After winning the championship hockey game, Riley and her best friends Bree (Sumayyah Nuriddin-Green) and Grace (Grace Lu) are invited to a summer hockey camp that will be run by the high school coach. This is an opportunity for them to not only make an impression but possibly make the team as freshman. Riley’s emotions Joy (Amy Poehler), Anger (Lewis Black), Fear (Tony Hale), Disgust (Liza Lapira), and Sadness (Phyllis Smith) are elated by the opportunity and know that Riley is going to prove to everyone just how great she can be.  

On the eve of camp, however, everything changes. The “puberty” button suddenly starts to flash, and life will never be the same. Suddenly, new emotions Embarrassment (Paul Walter Hauser), Envy (Ayo Adebiri), Ennui (Adèle Exarchopoulos), and Anxiety (Maya Hawke) are in the mix. There is also a new emotion board, and every single action is amplified. The timing certainly isn’t great, as Riley wants nothing more than to make the varsity hockey squad. To make matters worse, on the way to camp, she discovers that Bree and Grace are going to be attending a different high school than her, so this will likely be the last weekend they will ever play on the same team again. Pair all of this with the fact that Riley wants to impress her idol and super-cool team captain Val Ortiz (Lilimar), and things are bound to get very, very complicated.

INSIDE OUT 2 tackles the complexity of pubescent adolescence with humor and intelligence, finding ways to strike a chord with every member of its audience. For younger kids it’s funny because they think they know what’s going to happen as they age, for teenagers, it’s funny because they are going through variations of the issues presented, and for parents, it’s funny because not only did they go through it all, but now they are watching their kids do the same. It’s a movie that means something different to everyone, yet somehow has common ground for all.  
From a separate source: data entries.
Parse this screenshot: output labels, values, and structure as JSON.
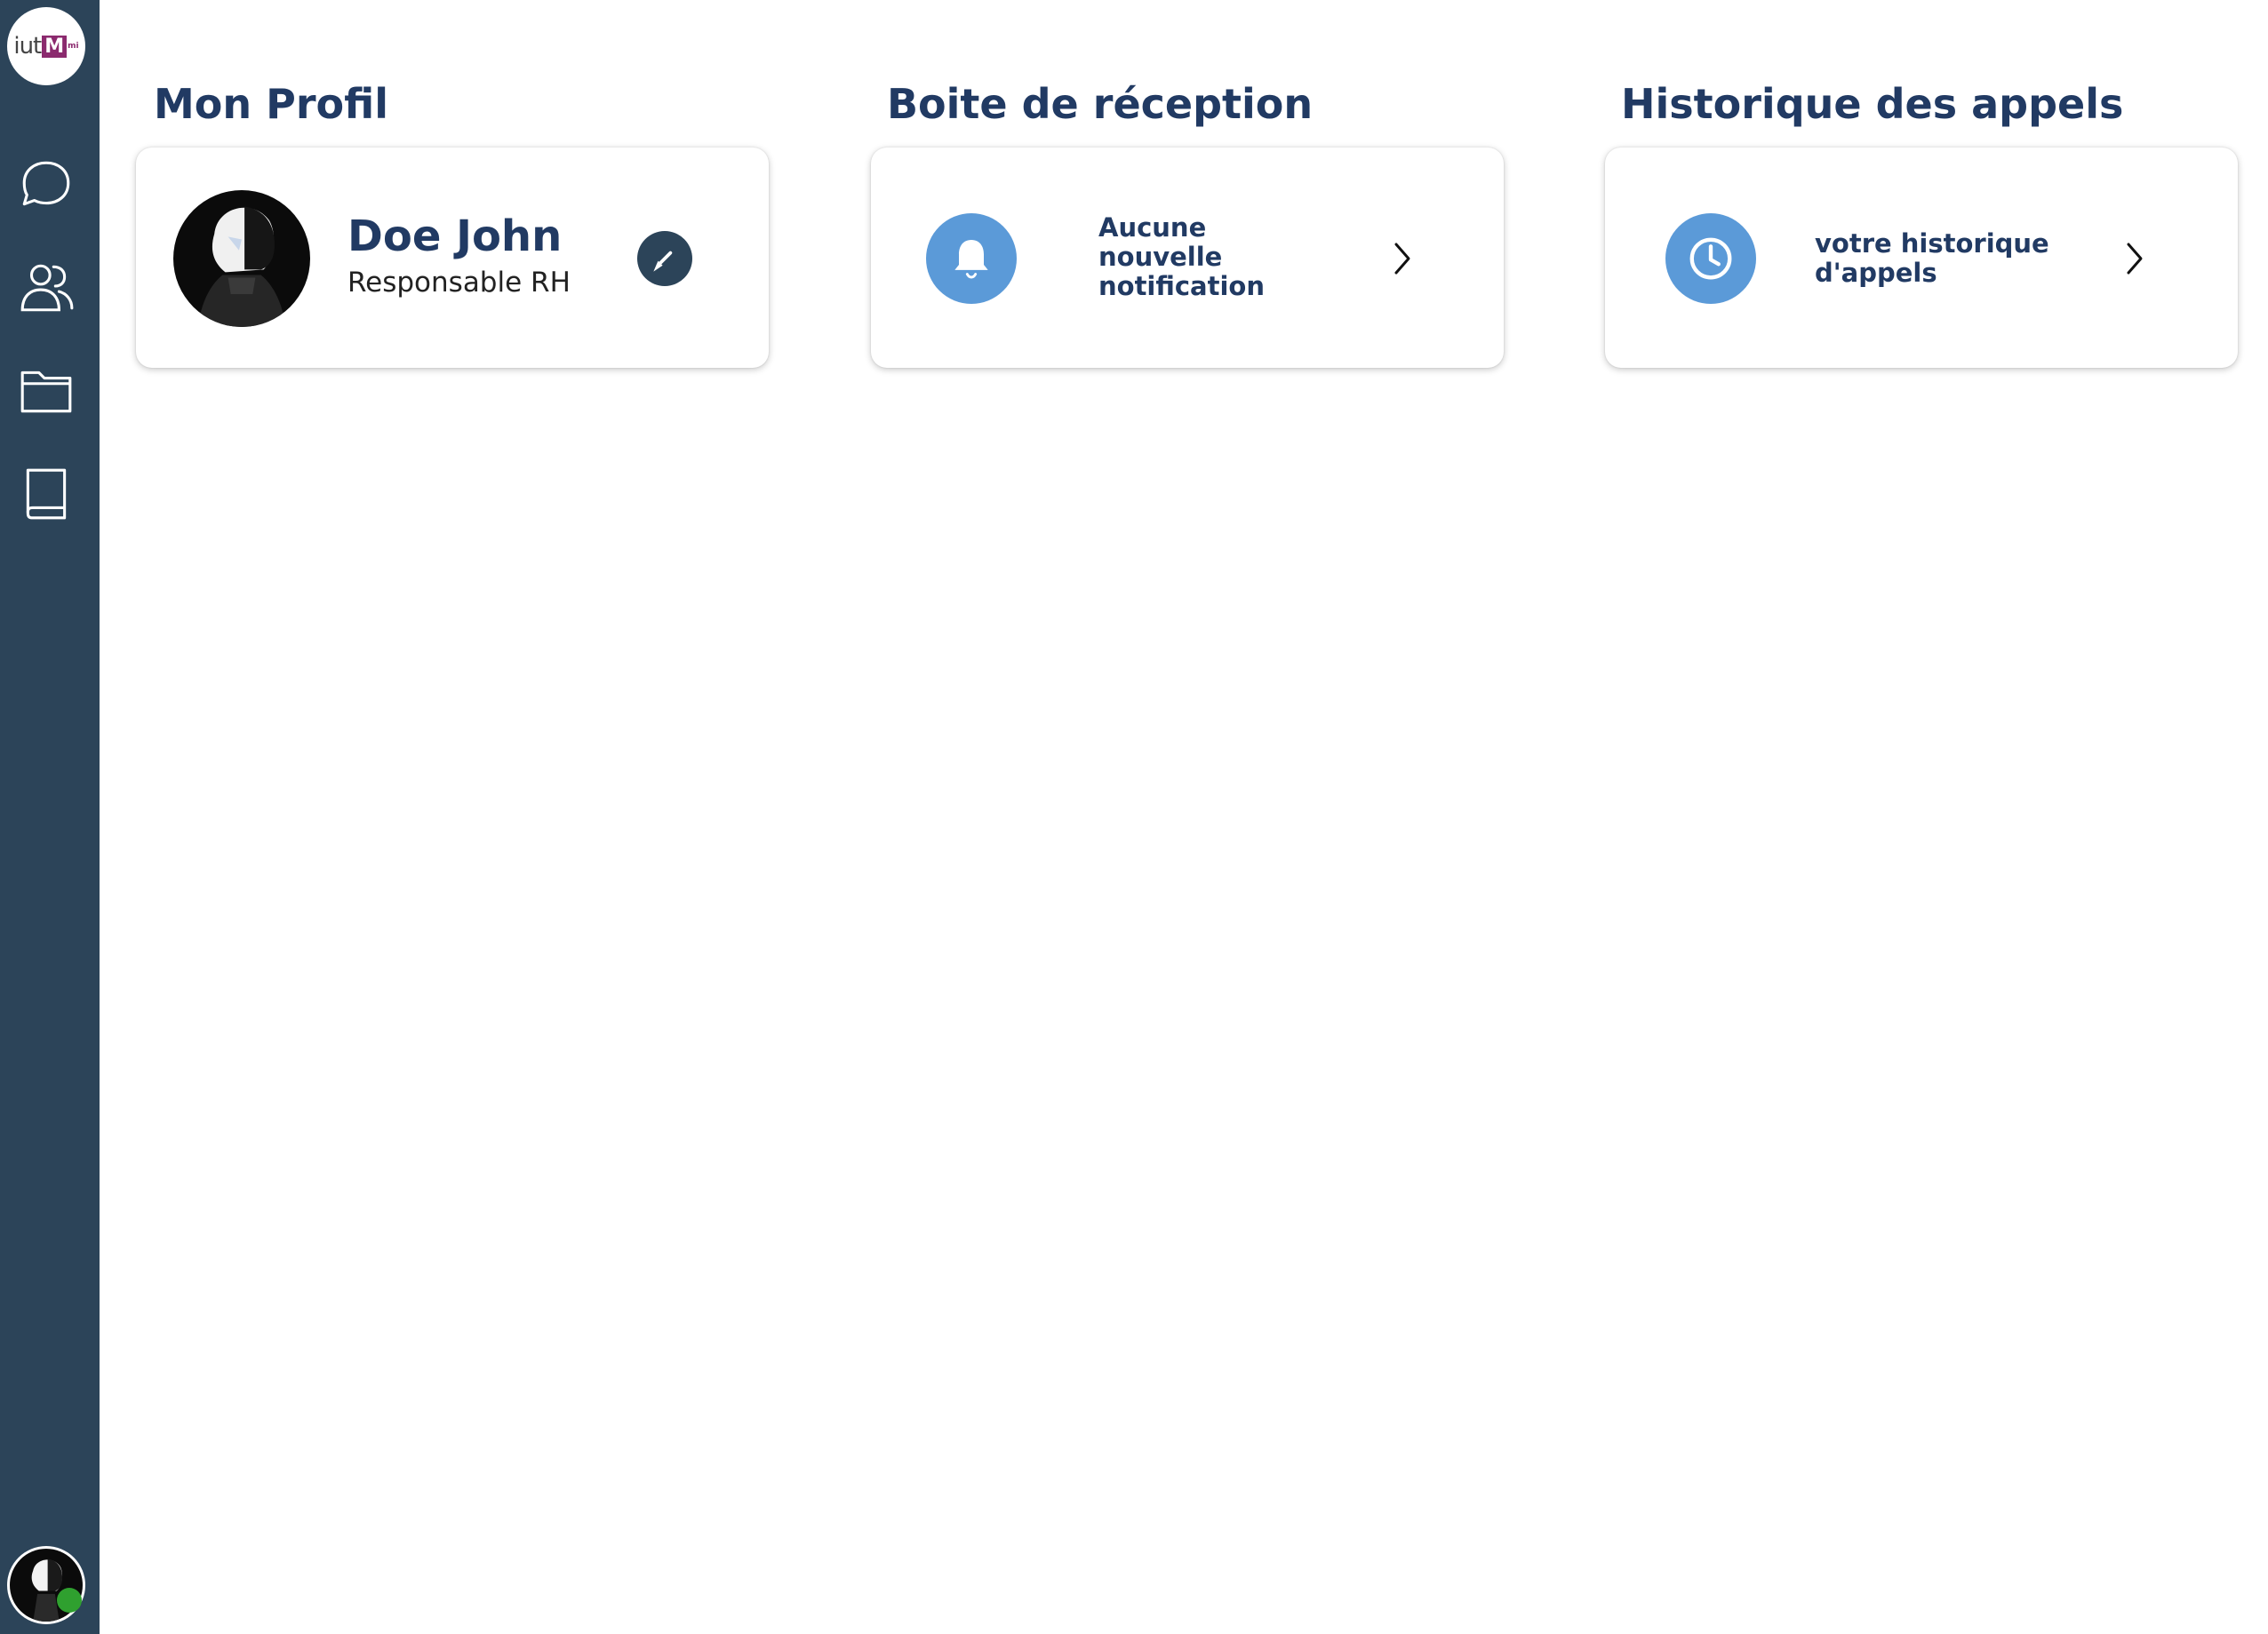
{
  "sidebar": {
    "logo": {
      "text": "iut",
      "mark": "M",
      "sub": "mi",
      "brand_color": "#8b2a6e"
    },
    "items": [
      {
        "name": "chat",
        "icon": "chat-bubble-icon"
      },
      {
        "name": "contacts",
        "icon": "users-icon"
      },
      {
        "name": "documents",
        "icon": "folder-icon"
      },
      {
        "name": "directory",
        "icon": "book-icon"
      }
    ],
    "status": "online",
    "background": "#2c4459"
  },
  "profile": {
    "title": "Mon Profil",
    "name": "Doe John",
    "role": "Responsable RH",
    "edit_icon": "pencil-icon"
  },
  "inbox": {
    "title": "Boite de réception",
    "message": "Aucune\nnouvelle\nnotification",
    "icon": "bell-icon"
  },
  "history": {
    "title": "Historique des appels",
    "message": "votre historique\nd'appels",
    "icon": "clock-icon"
  },
  "colors": {
    "heading": "#213a63",
    "accent": "#5b9ad8",
    "status_online": "#2fa02f"
  }
}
As always, the animation is dazzling, and sequences that we couldn’t imagine existing when TOY STORY was released in 1995 are now so commonplace that they can be taken for granted. Yet with the constant use of bold, beautiful, vibrant colors set amidst a world of pure imagination, each scene is an artistic wonder.

Tackling such complex emotions is certainly a risky venture. The painful reality is that many families struggle to deal with many of the emotions presented in INSIDE OUT 2. Sure, we are getting the Pixar/Disney version of these emotions, and there will undoubtedly be those who believe that they shouldn’t be explored at all within an animated family film. Utilizing humor, heart, tenderness, and thoughtfulness, INSIDE OUT 2 shows that it’s okay to have these feelings and it is natural to struggle to understand and deal with them. Anxiety takes center stage, as expected, and it’s presented in a way that doesn’t belittle the very real complexities of this particular emotion that impacts so many in today’s society. There are humorous moments to be certain, but Riley’s well-being and the actions fueled by Anxiety are incredibly relatable.  It will no doubt speak to kids in a way that other mediums cannot, and yet another reason why Pixar remains one of the most revolutionary and impactful studios in filmmaking today.


Now playing in theaters. 

Brian Miller